**MATERIALS PROVIDED**
⟨

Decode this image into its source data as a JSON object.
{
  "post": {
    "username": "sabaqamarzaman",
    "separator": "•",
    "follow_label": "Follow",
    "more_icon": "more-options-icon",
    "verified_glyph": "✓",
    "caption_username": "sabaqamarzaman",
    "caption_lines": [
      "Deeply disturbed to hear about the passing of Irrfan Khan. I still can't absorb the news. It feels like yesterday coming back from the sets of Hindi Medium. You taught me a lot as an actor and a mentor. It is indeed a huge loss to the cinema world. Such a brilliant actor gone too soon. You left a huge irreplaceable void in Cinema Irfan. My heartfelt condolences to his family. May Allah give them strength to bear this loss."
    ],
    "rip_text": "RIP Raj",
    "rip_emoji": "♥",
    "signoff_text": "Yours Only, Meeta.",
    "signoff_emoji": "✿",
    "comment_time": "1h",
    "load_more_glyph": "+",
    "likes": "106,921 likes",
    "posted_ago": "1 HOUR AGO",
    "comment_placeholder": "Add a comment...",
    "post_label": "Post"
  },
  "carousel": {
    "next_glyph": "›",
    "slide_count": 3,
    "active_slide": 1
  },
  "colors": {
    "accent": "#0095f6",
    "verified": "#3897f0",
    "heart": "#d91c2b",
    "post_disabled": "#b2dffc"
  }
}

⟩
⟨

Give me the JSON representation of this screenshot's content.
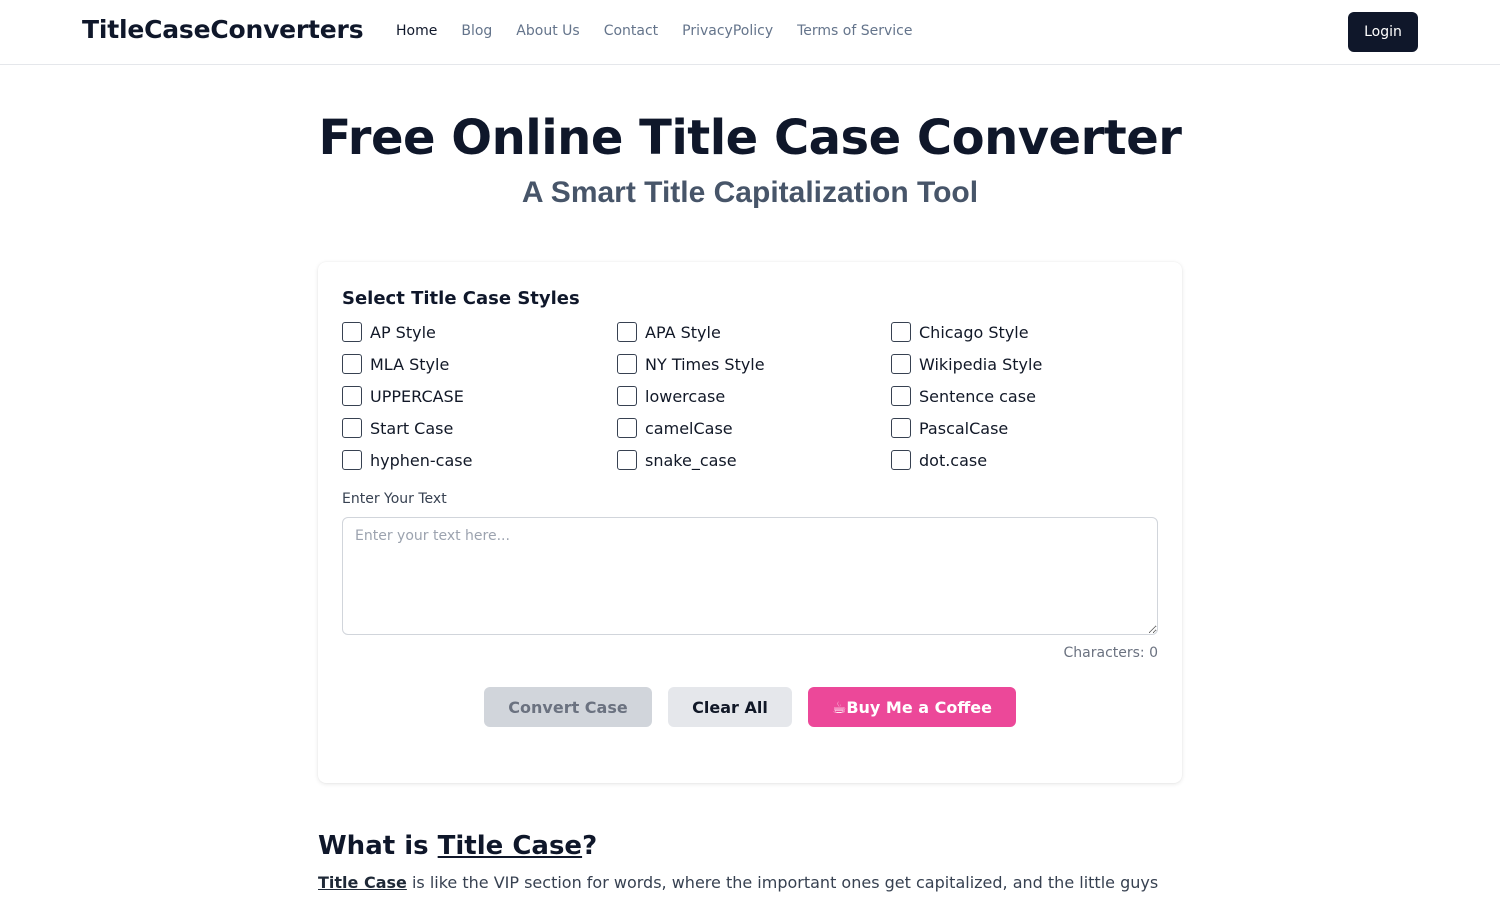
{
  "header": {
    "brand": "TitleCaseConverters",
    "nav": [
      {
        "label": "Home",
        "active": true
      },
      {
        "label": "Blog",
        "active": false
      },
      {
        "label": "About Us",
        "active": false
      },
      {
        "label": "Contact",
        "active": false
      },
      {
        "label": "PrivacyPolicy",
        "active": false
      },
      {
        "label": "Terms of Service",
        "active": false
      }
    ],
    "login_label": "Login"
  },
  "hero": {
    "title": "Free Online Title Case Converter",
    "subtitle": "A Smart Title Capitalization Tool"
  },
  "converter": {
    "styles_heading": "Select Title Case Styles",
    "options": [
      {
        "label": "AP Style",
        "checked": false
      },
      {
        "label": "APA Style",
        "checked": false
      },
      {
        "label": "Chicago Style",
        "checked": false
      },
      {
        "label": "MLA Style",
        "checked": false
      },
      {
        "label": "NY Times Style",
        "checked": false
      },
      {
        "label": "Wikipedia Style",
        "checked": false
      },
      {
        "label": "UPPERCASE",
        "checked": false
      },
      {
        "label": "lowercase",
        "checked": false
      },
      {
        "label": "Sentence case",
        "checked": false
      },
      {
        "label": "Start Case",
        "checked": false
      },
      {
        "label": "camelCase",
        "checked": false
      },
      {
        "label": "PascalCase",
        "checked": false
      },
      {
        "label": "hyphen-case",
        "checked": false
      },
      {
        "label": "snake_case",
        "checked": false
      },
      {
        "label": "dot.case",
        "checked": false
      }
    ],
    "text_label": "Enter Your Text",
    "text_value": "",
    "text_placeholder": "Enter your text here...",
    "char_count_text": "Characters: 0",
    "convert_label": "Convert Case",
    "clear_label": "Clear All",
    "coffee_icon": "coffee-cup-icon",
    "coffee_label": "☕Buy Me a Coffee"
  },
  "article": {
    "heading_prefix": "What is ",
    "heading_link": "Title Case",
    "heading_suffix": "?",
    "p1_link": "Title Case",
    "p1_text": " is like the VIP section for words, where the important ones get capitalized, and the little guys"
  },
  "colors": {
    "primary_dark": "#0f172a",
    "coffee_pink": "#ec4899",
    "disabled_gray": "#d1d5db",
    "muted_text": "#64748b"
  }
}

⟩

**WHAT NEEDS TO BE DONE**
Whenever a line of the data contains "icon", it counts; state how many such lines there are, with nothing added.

**OUTPUT OF THE TASK**
2